§ **What the task requires**: Show each line from the records below in which the word "icon" occurs.
--- Data supplied ---
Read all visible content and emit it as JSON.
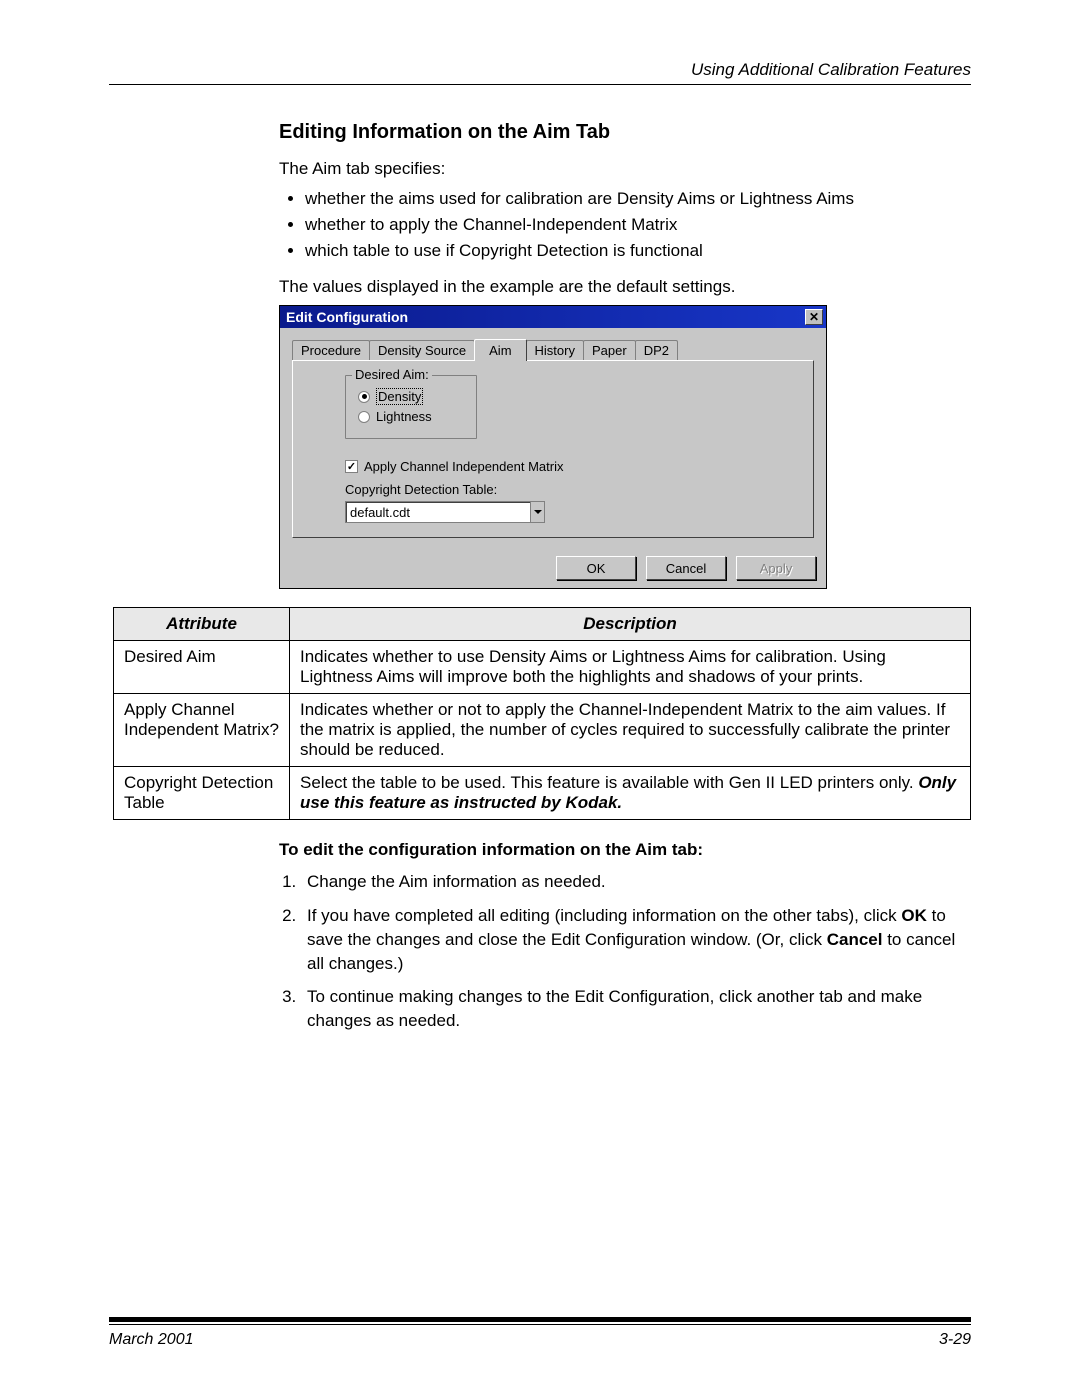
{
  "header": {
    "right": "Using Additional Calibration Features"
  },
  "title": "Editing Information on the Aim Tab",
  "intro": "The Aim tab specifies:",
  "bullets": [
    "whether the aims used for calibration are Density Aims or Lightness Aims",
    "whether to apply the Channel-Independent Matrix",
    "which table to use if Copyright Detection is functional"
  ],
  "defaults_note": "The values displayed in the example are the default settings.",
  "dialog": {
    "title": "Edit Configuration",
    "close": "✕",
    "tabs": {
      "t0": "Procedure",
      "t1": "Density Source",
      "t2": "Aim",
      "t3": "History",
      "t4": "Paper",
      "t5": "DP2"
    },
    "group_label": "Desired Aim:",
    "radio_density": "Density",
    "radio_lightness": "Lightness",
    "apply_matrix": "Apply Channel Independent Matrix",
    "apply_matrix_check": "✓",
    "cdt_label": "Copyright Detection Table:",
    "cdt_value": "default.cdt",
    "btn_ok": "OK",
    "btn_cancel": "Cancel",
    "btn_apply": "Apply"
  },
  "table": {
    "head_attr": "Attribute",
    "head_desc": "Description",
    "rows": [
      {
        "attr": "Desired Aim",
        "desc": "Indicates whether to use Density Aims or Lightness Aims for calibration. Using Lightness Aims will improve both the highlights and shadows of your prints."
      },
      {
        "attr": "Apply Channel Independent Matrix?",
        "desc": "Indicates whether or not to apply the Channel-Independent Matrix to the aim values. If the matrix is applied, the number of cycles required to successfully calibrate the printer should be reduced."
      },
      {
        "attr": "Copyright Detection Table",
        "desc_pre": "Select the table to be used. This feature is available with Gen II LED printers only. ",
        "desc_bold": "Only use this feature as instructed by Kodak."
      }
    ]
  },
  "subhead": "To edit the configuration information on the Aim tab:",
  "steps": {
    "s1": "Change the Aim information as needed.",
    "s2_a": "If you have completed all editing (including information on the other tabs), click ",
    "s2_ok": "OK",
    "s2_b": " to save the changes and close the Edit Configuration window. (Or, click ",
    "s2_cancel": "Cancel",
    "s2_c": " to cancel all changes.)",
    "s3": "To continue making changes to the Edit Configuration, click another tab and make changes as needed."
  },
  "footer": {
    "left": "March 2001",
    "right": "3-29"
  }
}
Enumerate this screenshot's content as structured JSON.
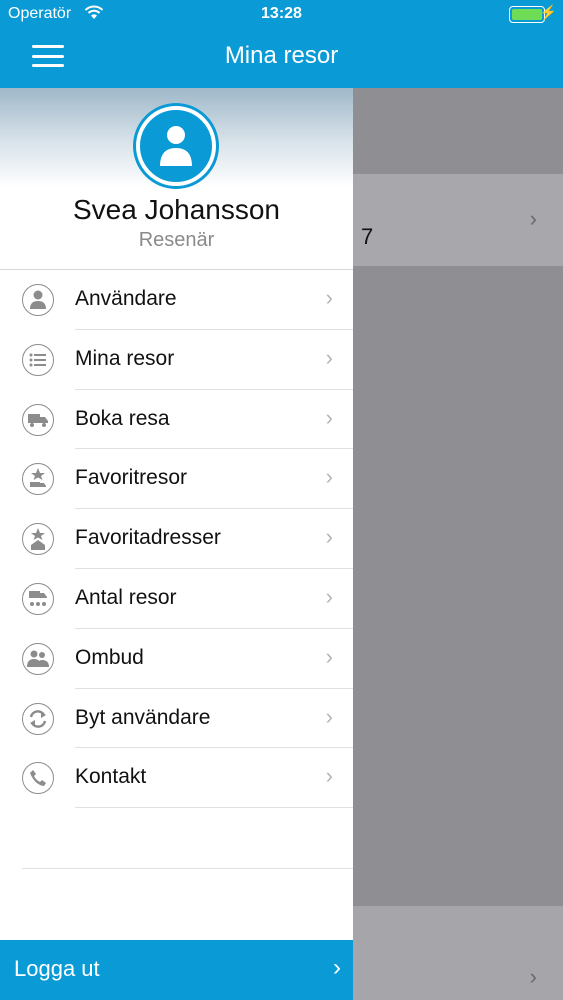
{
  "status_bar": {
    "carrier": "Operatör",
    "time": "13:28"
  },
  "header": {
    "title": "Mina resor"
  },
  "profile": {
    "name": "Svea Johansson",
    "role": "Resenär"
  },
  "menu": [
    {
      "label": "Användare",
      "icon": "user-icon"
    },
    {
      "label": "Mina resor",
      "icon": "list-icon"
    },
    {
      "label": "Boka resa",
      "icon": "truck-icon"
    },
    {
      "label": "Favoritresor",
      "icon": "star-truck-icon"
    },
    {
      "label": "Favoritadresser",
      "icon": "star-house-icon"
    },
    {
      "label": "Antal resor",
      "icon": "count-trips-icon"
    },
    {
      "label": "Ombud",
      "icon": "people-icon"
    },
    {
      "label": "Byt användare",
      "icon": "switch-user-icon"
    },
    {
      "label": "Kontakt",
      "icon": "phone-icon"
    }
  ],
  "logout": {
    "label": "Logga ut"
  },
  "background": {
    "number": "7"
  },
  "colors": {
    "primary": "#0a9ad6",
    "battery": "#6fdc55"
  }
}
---
§ **Exercise solution**:
      "icon": "user-icon"
      "icon": "list-icon"
      "icon": "truck-icon"
      "icon": "star-truck-icon"
      "icon": "star-house-icon"
      "icon": "count-trips-icon"
      "icon": "people-icon"
      "icon": "switch-user-icon"
      "icon": "phone-icon"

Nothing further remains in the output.